Exercise aim
For the data below, count the lines that have the string "this" and state that number by itself.
※
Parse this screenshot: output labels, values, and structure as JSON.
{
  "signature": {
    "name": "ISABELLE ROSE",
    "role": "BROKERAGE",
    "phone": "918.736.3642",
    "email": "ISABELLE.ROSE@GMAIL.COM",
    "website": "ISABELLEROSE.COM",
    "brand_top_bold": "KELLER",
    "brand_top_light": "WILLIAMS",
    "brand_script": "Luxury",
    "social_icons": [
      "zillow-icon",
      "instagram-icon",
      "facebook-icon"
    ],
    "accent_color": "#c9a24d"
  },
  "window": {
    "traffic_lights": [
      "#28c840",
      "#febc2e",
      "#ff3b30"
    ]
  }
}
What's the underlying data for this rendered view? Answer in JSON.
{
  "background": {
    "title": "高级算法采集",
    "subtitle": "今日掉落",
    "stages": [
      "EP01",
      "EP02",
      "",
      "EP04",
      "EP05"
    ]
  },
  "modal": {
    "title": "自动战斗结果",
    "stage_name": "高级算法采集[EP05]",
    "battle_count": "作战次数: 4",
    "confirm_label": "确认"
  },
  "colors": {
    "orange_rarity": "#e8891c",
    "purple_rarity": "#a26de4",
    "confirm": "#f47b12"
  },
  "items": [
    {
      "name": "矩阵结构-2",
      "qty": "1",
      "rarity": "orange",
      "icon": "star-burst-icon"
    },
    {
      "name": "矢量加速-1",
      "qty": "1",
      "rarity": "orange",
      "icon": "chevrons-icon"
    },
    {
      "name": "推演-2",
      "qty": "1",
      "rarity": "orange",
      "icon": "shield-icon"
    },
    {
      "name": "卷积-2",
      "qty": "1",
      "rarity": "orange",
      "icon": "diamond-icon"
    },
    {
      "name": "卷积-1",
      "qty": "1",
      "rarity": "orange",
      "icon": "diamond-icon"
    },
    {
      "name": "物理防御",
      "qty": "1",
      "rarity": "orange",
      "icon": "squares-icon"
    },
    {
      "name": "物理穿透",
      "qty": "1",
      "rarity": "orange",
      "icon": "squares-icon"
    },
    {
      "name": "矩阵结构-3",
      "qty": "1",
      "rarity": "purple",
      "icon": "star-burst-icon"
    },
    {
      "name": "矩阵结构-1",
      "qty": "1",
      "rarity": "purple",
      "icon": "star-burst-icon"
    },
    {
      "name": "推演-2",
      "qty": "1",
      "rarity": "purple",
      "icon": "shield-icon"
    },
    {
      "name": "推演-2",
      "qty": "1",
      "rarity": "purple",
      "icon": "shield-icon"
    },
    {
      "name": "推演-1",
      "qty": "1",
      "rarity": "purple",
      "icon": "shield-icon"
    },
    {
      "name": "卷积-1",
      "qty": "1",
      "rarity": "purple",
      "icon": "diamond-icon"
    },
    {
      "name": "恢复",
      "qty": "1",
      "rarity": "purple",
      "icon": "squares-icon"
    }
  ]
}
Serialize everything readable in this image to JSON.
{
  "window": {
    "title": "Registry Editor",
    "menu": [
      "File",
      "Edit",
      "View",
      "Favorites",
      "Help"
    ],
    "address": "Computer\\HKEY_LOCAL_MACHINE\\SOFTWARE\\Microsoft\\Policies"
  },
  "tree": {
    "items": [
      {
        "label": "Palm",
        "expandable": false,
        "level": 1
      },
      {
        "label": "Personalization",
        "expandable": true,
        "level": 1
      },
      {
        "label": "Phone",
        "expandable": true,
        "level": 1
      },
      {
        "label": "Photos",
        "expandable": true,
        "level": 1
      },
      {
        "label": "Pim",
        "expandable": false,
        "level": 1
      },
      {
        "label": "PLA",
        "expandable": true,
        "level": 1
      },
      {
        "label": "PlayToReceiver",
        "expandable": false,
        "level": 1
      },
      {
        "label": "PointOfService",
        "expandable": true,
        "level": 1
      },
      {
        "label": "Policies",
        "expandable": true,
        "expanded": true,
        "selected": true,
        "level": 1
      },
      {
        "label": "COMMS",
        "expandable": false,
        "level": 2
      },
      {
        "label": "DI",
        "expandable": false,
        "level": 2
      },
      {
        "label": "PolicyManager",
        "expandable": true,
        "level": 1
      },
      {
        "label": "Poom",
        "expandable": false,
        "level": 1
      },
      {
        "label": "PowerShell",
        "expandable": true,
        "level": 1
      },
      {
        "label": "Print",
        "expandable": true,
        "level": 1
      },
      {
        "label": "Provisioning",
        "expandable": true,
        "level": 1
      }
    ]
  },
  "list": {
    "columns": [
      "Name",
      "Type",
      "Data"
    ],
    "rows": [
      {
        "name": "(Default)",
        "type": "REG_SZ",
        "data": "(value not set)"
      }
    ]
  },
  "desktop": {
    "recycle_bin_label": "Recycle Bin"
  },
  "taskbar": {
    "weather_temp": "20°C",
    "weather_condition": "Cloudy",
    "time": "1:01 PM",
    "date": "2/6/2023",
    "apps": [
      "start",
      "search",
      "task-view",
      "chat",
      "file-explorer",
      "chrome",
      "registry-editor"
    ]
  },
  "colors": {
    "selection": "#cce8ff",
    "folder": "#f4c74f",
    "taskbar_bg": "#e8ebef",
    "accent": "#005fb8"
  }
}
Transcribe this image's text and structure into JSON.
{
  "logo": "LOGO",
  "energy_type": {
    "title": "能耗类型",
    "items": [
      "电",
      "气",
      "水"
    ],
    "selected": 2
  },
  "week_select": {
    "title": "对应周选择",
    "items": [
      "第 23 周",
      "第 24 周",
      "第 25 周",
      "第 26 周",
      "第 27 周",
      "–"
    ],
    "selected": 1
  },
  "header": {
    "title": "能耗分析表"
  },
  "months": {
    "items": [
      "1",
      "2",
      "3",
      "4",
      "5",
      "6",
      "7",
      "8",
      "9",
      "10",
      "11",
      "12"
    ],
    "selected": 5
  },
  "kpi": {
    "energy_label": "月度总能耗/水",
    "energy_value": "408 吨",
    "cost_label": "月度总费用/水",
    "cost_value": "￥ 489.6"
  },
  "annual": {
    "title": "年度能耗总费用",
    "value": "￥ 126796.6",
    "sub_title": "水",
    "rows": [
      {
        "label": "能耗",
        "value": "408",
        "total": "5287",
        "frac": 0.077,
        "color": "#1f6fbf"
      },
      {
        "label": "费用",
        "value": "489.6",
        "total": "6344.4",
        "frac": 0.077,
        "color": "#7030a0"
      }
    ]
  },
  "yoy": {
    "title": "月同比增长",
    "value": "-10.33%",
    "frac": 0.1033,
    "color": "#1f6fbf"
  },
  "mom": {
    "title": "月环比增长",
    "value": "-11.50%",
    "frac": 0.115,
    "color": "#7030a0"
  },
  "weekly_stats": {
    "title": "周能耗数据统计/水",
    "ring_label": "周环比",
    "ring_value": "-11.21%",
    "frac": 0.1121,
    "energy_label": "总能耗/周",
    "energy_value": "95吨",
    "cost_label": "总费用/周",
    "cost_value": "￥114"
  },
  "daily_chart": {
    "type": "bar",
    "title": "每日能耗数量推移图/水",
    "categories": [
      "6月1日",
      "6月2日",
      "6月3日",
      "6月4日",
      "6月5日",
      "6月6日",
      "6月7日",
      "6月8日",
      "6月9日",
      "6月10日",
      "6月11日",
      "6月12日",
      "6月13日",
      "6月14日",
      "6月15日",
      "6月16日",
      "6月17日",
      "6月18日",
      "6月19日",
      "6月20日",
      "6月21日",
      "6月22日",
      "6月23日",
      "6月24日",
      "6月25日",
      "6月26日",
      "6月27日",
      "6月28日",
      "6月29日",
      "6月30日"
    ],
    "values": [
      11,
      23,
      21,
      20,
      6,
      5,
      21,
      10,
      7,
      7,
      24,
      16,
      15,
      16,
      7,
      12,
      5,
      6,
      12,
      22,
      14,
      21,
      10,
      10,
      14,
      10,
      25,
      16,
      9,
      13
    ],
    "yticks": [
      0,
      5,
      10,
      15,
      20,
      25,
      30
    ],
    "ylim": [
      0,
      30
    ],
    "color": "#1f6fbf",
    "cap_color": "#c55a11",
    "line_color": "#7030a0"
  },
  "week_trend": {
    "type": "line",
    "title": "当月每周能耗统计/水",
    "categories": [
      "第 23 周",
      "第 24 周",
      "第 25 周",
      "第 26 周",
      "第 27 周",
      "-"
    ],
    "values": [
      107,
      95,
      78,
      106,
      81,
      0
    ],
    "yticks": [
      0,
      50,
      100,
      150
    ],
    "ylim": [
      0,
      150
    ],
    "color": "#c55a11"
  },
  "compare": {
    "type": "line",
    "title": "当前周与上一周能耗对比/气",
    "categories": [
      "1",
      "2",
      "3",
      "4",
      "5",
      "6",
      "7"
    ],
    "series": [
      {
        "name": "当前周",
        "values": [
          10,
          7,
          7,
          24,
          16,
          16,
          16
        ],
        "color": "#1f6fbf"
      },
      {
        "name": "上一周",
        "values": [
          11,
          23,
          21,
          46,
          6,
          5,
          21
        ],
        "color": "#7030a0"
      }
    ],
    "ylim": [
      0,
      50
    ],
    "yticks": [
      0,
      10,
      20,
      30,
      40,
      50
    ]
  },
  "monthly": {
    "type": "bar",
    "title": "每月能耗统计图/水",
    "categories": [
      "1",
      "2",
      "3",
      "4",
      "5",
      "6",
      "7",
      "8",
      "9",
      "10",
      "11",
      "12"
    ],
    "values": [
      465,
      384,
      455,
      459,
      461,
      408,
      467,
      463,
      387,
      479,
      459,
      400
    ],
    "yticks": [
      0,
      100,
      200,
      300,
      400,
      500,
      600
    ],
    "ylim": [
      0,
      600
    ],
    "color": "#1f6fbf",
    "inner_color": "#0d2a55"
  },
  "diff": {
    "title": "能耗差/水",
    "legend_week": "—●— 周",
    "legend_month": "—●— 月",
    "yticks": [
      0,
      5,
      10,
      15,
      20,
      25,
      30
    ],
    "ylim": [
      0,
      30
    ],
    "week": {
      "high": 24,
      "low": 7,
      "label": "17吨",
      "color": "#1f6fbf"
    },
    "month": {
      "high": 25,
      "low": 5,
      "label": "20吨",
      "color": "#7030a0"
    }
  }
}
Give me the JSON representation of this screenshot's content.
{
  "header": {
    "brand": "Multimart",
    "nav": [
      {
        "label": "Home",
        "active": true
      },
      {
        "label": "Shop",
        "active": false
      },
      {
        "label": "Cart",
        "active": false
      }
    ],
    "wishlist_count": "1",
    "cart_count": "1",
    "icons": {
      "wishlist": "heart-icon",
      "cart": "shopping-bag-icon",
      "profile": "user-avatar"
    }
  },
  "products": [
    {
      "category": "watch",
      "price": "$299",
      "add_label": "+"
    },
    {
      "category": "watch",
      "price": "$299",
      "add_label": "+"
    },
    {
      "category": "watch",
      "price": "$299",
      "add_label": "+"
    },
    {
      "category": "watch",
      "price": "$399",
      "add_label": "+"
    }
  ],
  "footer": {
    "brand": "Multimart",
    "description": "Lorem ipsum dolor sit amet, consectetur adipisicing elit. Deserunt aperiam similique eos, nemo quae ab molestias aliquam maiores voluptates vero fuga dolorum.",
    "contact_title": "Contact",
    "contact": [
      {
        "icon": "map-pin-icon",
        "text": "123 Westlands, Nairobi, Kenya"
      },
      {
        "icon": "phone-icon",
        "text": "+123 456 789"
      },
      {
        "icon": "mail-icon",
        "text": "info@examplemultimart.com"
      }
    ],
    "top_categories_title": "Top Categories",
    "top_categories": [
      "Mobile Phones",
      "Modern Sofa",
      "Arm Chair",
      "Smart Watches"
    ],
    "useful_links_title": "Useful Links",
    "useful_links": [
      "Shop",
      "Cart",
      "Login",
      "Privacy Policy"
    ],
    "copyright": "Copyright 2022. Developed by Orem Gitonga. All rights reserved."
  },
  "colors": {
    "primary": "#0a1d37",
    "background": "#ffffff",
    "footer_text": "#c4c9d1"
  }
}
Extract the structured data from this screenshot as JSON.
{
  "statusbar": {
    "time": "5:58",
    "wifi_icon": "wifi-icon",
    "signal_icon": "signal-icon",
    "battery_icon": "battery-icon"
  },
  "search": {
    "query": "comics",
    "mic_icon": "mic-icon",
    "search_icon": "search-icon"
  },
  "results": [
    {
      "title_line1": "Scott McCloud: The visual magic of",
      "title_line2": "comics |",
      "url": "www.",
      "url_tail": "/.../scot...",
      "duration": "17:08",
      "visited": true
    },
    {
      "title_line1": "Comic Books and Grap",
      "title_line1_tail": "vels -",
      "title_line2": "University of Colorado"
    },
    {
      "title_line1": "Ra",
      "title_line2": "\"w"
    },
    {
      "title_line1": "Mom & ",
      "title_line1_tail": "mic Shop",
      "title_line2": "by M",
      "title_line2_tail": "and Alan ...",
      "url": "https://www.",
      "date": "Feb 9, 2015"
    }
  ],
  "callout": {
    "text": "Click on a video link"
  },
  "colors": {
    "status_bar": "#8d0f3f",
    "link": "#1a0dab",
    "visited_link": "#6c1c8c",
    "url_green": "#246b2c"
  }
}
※
Answer to the exercise
6